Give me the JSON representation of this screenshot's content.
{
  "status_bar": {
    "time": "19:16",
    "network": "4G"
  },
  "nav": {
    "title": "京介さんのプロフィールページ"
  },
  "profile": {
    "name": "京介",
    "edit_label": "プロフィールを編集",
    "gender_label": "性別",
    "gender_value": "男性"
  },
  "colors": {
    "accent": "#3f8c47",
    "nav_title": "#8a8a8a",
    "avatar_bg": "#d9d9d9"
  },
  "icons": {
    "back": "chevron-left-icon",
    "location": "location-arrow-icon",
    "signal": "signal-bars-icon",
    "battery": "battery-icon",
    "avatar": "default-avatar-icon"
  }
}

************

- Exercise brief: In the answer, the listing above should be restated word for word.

- Reply to the exercise:
Give me the JSON representation of this screenshot's content.
{
  "status_bar": {
    "time": "19:16",
    "network": "4G"
  },
  "nav": {
    "title": "京介さんのプロフィールページ"
  },
  "profile": {
    "name": "京介",
    "edit_label": "プロフィールを編集",
    "gender_label": "性別",
    "gender_value": "男性"
  },
  "colors": {
    "accent": "#3f8c47",
    "nav_title": "#8a8a8a",
    "avatar_bg": "#d9d9d9"
  },
  "icons": {
    "back": "chevron-left-icon",
    "location": "location-arrow-icon",
    "signal": "signal-bars-icon",
    "battery": "battery-icon",
    "avatar": "default-avatar-icon"
  }
}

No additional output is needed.